#### Information provided ####

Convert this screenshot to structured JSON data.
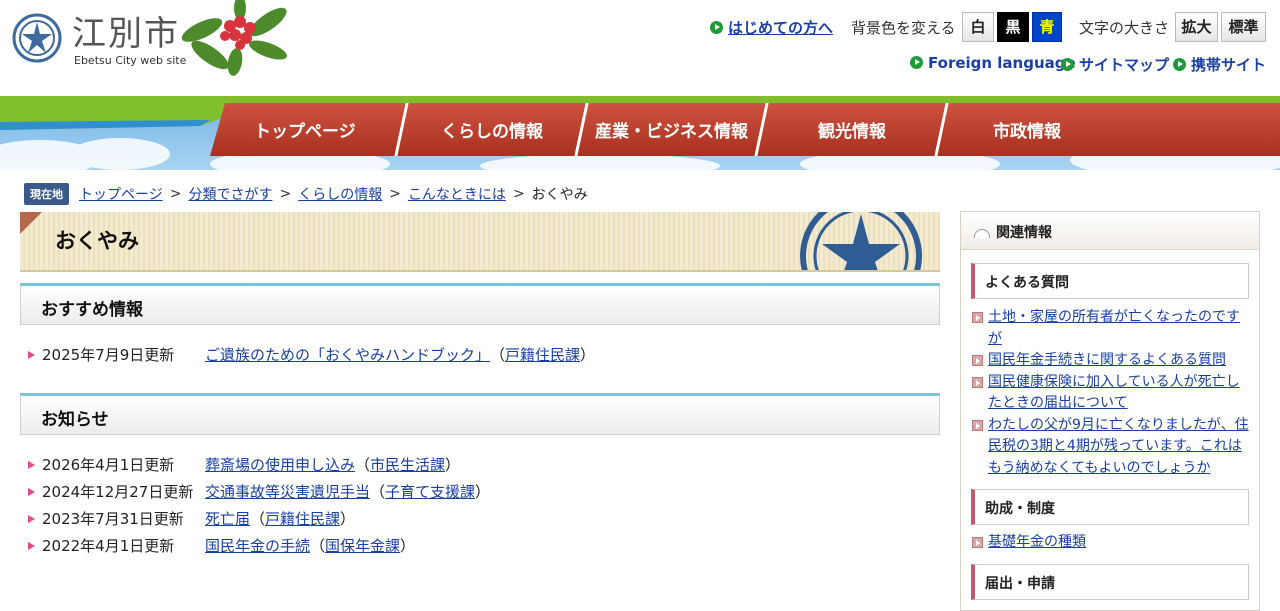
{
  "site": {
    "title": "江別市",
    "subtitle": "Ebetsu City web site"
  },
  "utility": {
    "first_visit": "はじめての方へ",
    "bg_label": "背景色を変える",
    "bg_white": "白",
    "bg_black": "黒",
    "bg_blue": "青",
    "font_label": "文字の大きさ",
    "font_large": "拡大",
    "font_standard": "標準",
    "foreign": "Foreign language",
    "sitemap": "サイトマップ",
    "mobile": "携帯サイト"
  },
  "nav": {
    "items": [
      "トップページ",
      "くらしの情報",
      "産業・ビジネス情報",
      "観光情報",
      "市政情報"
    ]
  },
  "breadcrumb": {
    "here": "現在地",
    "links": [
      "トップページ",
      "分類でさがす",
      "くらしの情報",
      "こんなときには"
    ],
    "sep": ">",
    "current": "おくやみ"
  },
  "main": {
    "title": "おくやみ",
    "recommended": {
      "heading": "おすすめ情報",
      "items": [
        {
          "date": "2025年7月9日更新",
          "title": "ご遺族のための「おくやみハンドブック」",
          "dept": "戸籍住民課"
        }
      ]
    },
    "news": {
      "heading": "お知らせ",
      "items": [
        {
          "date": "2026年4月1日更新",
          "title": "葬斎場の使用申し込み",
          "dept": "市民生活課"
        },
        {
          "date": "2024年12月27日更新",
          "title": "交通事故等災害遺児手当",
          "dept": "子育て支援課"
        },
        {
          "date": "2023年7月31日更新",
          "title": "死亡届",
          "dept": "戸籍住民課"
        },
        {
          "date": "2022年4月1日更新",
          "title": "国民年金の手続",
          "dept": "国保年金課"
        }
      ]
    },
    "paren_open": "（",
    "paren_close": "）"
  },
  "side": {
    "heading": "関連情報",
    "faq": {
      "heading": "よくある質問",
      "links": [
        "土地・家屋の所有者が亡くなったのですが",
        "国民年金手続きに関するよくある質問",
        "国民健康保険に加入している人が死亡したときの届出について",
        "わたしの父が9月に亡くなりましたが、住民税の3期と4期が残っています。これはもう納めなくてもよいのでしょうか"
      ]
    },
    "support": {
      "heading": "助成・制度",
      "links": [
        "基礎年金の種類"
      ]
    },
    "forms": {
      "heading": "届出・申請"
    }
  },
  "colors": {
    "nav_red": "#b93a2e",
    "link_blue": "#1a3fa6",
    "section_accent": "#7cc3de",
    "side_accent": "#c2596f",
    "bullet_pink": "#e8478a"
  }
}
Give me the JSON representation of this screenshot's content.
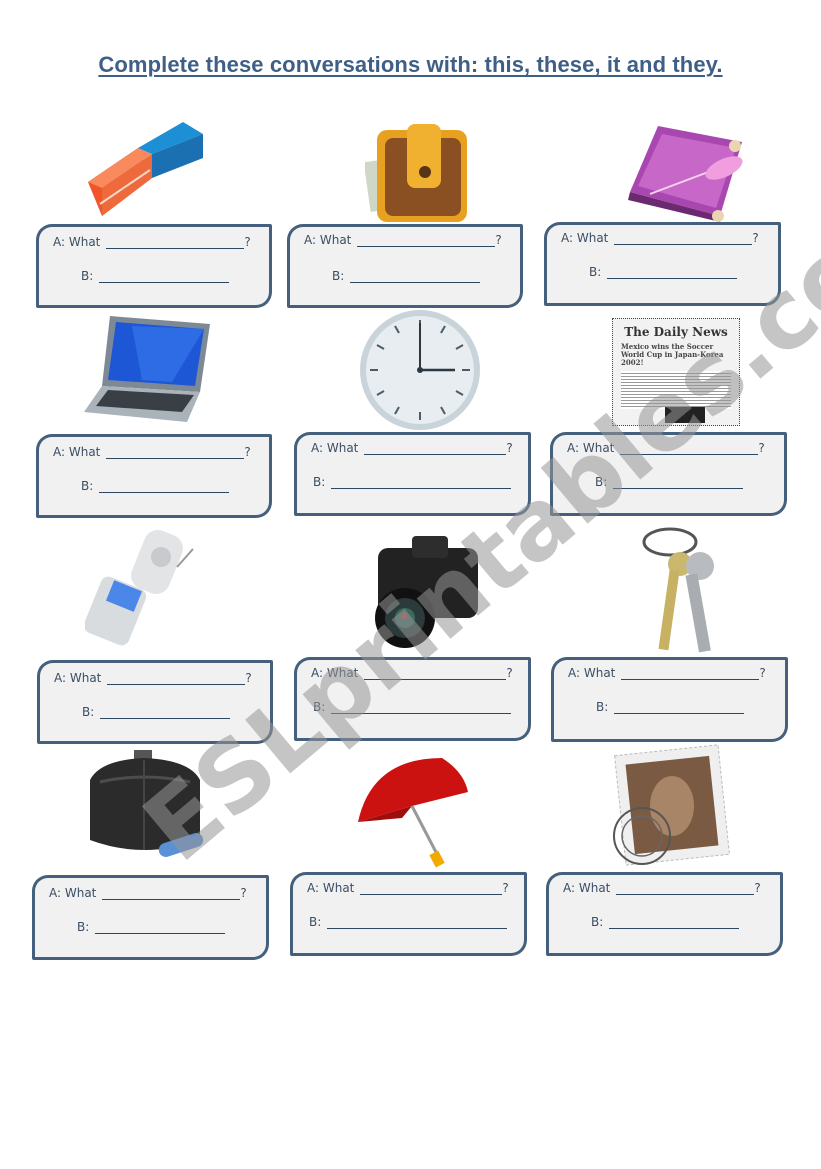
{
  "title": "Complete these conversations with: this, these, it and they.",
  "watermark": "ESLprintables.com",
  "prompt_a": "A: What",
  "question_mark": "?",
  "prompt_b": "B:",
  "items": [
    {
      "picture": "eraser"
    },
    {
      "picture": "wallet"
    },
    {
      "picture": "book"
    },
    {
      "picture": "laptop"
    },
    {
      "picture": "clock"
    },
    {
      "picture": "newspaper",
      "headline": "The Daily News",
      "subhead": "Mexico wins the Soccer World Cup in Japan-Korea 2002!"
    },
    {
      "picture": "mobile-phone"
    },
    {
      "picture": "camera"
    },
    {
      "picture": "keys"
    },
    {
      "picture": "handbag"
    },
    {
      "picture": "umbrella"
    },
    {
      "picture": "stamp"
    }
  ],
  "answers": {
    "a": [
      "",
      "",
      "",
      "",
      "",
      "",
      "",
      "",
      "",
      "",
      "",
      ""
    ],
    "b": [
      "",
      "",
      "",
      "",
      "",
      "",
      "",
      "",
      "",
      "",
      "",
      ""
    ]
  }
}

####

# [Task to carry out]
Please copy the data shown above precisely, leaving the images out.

# [Answer box]
Convert this screenshot to structured JSON data.
{
  "site": {
    "title": "江別市",
    "subtitle": "Ebetsu City web site"
  },
  "utility": {
    "first_visit": "はじめての方へ",
    "bg_label": "背景色を変える",
    "bg_white": "白",
    "bg_black": "黒",
    "bg_blue": "青",
    "font_label": "文字の大きさ",
    "font_large": "拡大",
    "font_standard": "標準",
    "foreign": "Foreign language",
    "sitemap": "サイトマップ",
    "mobile": "携帯サイト"
  },
  "nav": {
    "items": [
      "トップページ",
      "くらしの情報",
      "産業・ビジネス情報",
      "観光情報",
      "市政情報"
    ]
  },
  "breadcrumb": {
    "here": "現在地",
    "links": [
      "トップページ",
      "分類でさがす",
      "くらしの情報",
      "こんなときには"
    ],
    "sep": ">",
    "current": "おくやみ"
  },
  "main": {
    "title": "おくやみ",
    "recommended": {
      "heading": "おすすめ情報",
      "items": [
        {
          "date": "2025年7月9日更新",
          "title": "ご遺族のための「おくやみハンドブック」",
          "dept": "戸籍住民課"
        }
      ]
    },
    "news": {
      "heading": "お知らせ",
      "items": [
        {
          "date": "2026年4月1日更新",
          "title": "葬斎場の使用申し込み",
          "dept": "市民生活課"
        },
        {
          "date": "2024年12月27日更新",
          "title": "交通事故等災害遺児手当",
          "dept": "子育て支援課"
        },
        {
          "date": "2023年7月31日更新",
          "title": "死亡届",
          "dept": "戸籍住民課"
        },
        {
          "date": "2022年4月1日更新",
          "title": "国民年金の手続",
          "dept": "国保年金課"
        }
      ]
    },
    "paren_open": "（",
    "paren_close": "）"
  },
  "side": {
    "heading": "関連情報",
    "faq": {
      "heading": "よくある質問",
      "links": [
        "土地・家屋の所有者が亡くなったのですが",
        "国民年金手続きに関するよくある質問",
        "国民健康保険に加入している人が死亡したときの届出について",
        "わたしの父が9月に亡くなりましたが、住民税の3期と4期が残っています。これはもう納めなくてもよいのでしょうか"
      ]
    },
    "support": {
      "heading": "助成・制度",
      "links": [
        "基礎年金の種類"
      ]
    },
    "forms": {
      "heading": "届出・申請"
    }
  },
  "colors": {
    "nav_red": "#b93a2e",
    "link_blue": "#1a3fa6",
    "section_accent": "#7cc3de",
    "side_accent": "#c2596f",
    "bullet_pink": "#e8478a"
  }
}
Give me the JSON representation of this screenshot's content.
{
  "title": "Complete these conversations with: this, these, it and they.",
  "watermark": "ESLprintables.com",
  "prompt_a": "A: What",
  "question_mark": "?",
  "prompt_b": "B:",
  "items": [
    {
      "picture": "eraser"
    },
    {
      "picture": "wallet"
    },
    {
      "picture": "book"
    },
    {
      "picture": "laptop"
    },
    {
      "picture": "clock"
    },
    {
      "picture": "newspaper",
      "headline": "The Daily News",
      "subhead": "Mexico wins the Soccer World Cup in Japan-Korea 2002!"
    },
    {
      "picture": "mobile-phone"
    },
    {
      "picture": "camera"
    },
    {
      "picture": "keys"
    },
    {
      "picture": "handbag"
    },
    {
      "picture": "umbrella"
    },
    {
      "picture": "stamp"
    }
  ],
  "answers": {
    "a": [
      "",
      "",
      "",
      "",
      "",
      "",
      "",
      "",
      "",
      "",
      "",
      ""
    ],
    "b": [
      "",
      "",
      "",
      "",
      "",
      "",
      "",
      "",
      "",
      "",
      "",
      ""
    ]
  }
}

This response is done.